Where's the info? Potential college students who have disabilities might be out of luck if they try to learn more about prospective colleges using the Internet. A recent Indiana University study found that only three of the top 50 liberal arts colleges in the country had home pages that were accessible for people with disabilities. At 10 of these colleges, no information about disability services could be found, with only half of the colleges listing contact people for information about disability services. "It's an awareness issue more than an evil intent issue," said Marilyn Irwin, Director of the Center for Disability Information and Referral at the Indiana Institute on Disability and Community at IU Bloomington. "People with disabilities should try to identify the webmaster and let them know they can't access their page.

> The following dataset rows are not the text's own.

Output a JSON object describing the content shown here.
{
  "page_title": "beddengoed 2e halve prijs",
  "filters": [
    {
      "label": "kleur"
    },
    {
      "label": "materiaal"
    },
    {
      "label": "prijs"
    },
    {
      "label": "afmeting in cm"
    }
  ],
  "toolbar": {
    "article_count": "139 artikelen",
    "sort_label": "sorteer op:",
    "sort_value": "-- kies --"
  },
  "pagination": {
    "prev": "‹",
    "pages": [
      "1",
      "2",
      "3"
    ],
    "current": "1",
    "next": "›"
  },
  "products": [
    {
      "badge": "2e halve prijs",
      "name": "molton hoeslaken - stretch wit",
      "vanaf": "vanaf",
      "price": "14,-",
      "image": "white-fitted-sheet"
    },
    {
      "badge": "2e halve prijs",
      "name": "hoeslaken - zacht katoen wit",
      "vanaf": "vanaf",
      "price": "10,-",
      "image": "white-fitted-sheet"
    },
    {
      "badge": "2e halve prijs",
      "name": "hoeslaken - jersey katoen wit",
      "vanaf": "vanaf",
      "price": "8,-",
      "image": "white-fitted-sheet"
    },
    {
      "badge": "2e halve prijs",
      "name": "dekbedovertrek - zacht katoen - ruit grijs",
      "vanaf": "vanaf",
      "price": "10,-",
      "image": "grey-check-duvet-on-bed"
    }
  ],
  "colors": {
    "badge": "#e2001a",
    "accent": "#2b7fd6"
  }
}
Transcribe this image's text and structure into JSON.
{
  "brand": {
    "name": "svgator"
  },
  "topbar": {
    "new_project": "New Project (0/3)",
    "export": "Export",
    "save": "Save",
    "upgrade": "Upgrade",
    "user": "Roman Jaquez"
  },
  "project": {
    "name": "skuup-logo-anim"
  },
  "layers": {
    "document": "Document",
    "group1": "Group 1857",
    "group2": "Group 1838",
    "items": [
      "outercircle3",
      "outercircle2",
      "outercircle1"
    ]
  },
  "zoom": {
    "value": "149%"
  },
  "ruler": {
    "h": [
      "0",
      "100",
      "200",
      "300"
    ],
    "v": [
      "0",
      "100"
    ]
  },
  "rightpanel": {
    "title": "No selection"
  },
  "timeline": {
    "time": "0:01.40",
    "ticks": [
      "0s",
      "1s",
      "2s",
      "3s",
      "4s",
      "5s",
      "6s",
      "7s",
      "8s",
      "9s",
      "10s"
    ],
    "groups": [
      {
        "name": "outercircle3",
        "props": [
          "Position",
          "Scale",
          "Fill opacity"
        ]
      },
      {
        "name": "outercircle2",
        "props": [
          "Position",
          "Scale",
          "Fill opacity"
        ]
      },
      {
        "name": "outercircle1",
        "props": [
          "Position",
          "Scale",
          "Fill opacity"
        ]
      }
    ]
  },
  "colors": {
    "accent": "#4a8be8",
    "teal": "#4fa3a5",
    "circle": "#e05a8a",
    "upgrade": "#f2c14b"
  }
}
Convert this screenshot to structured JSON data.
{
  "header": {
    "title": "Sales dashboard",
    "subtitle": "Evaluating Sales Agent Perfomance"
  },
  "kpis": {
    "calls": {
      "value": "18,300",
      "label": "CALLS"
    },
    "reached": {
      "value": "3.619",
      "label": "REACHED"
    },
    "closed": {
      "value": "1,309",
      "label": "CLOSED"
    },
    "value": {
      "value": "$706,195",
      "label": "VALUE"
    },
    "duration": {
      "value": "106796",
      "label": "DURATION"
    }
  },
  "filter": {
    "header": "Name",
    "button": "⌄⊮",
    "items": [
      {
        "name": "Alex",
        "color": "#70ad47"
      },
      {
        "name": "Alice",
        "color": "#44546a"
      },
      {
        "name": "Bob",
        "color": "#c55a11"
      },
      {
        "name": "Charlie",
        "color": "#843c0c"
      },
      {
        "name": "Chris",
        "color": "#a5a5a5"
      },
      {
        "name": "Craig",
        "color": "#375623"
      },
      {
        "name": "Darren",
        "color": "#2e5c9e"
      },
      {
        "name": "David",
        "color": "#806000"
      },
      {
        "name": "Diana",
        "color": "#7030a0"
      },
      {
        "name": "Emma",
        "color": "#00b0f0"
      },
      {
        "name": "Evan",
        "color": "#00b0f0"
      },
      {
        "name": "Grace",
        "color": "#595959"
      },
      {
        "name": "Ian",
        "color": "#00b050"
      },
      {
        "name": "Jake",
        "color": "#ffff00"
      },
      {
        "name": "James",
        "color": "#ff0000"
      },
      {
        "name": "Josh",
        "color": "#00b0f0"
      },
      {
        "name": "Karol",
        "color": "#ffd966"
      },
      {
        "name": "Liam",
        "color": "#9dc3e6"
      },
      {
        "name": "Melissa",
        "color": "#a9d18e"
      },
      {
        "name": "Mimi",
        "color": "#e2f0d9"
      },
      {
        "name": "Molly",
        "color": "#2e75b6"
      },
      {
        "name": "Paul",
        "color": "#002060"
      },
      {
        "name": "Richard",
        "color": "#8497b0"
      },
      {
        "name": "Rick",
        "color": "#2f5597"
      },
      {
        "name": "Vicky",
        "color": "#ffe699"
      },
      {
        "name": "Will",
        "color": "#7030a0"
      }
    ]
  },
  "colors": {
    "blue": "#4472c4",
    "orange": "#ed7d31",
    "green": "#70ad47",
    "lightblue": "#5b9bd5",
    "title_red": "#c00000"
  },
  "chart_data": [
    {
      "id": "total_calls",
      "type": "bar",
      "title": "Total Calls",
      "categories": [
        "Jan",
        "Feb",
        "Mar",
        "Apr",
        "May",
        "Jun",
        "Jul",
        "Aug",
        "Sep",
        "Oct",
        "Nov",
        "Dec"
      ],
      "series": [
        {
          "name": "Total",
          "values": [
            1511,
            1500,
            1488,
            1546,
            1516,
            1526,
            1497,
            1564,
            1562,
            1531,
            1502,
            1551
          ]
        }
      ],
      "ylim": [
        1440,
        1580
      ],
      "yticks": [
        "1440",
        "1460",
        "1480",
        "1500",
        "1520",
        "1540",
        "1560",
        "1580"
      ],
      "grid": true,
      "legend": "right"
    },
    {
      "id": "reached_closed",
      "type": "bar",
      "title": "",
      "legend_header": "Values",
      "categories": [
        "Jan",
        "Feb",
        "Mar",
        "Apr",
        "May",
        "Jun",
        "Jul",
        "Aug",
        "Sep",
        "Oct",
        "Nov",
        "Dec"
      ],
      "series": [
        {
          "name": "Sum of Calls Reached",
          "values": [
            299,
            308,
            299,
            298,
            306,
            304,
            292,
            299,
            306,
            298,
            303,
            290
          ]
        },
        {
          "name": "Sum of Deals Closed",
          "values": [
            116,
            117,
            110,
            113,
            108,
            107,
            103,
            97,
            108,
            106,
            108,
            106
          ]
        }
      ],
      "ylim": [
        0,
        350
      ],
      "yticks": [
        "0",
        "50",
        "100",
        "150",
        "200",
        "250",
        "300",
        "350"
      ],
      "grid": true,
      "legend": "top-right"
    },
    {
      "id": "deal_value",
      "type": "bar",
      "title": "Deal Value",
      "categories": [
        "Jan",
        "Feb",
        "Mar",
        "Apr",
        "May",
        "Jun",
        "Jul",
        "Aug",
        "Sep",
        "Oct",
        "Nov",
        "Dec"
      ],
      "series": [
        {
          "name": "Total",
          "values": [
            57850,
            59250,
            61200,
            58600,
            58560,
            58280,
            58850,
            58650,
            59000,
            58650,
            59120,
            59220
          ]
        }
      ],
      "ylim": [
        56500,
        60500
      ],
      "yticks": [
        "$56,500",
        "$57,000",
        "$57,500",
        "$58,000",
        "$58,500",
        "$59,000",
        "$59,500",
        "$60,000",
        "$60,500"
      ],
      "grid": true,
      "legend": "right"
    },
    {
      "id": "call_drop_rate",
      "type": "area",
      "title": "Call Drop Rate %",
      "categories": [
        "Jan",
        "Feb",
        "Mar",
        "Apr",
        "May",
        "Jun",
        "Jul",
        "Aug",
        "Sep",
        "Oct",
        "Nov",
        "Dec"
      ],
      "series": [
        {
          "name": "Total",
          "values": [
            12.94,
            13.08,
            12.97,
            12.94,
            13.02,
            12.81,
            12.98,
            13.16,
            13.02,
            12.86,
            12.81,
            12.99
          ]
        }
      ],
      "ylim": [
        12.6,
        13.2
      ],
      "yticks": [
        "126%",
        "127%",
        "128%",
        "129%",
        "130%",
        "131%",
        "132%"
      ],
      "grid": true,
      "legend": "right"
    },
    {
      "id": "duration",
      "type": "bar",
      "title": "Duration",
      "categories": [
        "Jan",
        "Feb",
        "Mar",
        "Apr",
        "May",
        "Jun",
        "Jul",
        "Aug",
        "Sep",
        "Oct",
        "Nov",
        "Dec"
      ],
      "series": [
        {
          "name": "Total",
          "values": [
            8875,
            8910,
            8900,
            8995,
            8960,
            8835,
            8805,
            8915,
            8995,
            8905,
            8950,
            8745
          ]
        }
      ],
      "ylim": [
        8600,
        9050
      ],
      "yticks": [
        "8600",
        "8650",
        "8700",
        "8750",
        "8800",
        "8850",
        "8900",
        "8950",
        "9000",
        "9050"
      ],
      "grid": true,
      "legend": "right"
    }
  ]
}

Changes will be made only when the webmasters are aware that people are out there who can't access their page." Irwin's study, which was published recently in EDUCAUSE Quarterly, cited reports of both the increasing enrollment rates of students with disabilities and the growing reliance by potential college students on Web-based information as they choose colleges. Irwin, an associate professor in the School of Library and Information Science, said she chose to evaluate Web pages at liberal arts colleges because she thought smaller institutions would be more attuned to the needs of students with disabilities and would take their needs into consideration in their Web site designs. "It was pretty disheartening to get the results that we did," she said. Disabilities can include visual impairments, mobility impairments that can affect the use of a computer mouse, color blindness, learning disabilities, and temporary disabilities such as a broken arm. Adaptive equipment, such as software that reads text on a computer screen, can help students access information. Web sites, however, need to be designed so the adaptive equipment will work. A common failing, Irwin said, was the lack of text to describe the many graphics on Web sites. Voice output software cannot read graphics. Irwin said university Web access is important for two reasons: more students with disabilities are attempting to attend colleges and universities; and alumni and university faculty, including emeritus faculty, are getting older. Age-related disabilities could impact potential donations and fund-raising efforts if these constituents are not able to access Web-based information. Federal law requires Web pages of federal agencies to be accessible to people with disabilities. Indiana adopted the same standards several years ago for state and local government agencies. Irwin's study found either a lack of knowledge of accessibility standards or a concern that a redesign would be too difficult, costly and time-consuming. Yet universities open themselves to possible litigation by remaining inaccessible. Irwin can be reached at 812-855-6508 and firstname.lastname@example.org.